| Exercise goal |
Word for word, retype the records below.
Start of Data listing
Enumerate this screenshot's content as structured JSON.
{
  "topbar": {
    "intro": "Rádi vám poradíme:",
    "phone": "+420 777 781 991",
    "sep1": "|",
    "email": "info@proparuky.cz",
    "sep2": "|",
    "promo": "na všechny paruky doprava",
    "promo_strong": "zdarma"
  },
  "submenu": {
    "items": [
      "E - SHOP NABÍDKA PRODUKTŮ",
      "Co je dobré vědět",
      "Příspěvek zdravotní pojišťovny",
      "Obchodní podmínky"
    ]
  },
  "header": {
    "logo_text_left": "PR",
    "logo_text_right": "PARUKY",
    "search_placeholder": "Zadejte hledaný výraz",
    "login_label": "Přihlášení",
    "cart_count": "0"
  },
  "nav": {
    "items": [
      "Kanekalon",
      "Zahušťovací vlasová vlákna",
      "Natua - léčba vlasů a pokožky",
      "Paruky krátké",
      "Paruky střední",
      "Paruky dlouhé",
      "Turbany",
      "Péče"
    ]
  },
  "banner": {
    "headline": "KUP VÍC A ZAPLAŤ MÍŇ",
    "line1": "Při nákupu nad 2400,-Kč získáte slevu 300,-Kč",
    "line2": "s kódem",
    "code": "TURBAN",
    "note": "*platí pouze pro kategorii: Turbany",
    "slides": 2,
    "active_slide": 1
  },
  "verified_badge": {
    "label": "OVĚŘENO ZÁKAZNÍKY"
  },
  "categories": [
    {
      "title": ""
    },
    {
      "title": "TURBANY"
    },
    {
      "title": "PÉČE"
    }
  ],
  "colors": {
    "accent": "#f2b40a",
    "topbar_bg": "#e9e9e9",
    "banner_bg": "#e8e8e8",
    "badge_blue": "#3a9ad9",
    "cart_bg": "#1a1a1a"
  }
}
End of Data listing
| Written solution |
Enumerate this screenshot's content as structured JSON.
{
  "topbar": {
    "intro": "Rádi vám poradíme:",
    "phone": "+420 777 781 991",
    "sep1": "|",
    "email": "info@proparuky.cz",
    "sep2": "|",
    "promo": "na všechny paruky doprava",
    "promo_strong": "zdarma"
  },
  "submenu": {
    "items": [
      "E - SHOP NABÍDKA PRODUKTŮ",
      "Co je dobré vědět",
      "Příspěvek zdravotní pojišťovny",
      "Obchodní podmínky"
    ]
  },
  "header": {
    "logo_text_left": "PR",
    "logo_text_right": "PARUKY",
    "search_placeholder": "Zadejte hledaný výraz",
    "login_label": "Přihlášení",
    "cart_count": "0"
  },
  "nav": {
    "items": [
      "Kanekalon",
      "Zahušťovací vlasová vlákna",
      "Natua - léčba vlasů a pokožky",
      "Paruky krátké",
      "Paruky střední",
      "Paruky dlouhé",
      "Turbany",
      "Péče"
    ]
  },
  "banner": {
    "headline": "KUP VÍC A ZAPLAŤ MÍŇ",
    "line1": "Při nákupu nad 2400,-Kč získáte slevu 300,-Kč",
    "line2": "s kódem",
    "code": "TURBAN",
    "note": "*platí pouze pro kategorii: Turbany",
    "slides": 2,
    "active_slide": 1
  },
  "verified_badge": {
    "label": "OVĚŘENO ZÁKAZNÍKY"
  },
  "categories": [
    {
      "title": ""
    },
    {
      "title": "TURBANY"
    },
    {
      "title": "PÉČE"
    }
  ],
  "colors": {
    "accent": "#f2b40a",
    "topbar_bg": "#e9e9e9",
    "banner_bg": "#e8e8e8",
    "badge_blue": "#3a9ad9",
    "cart_bg": "#1a1a1a"
  }
}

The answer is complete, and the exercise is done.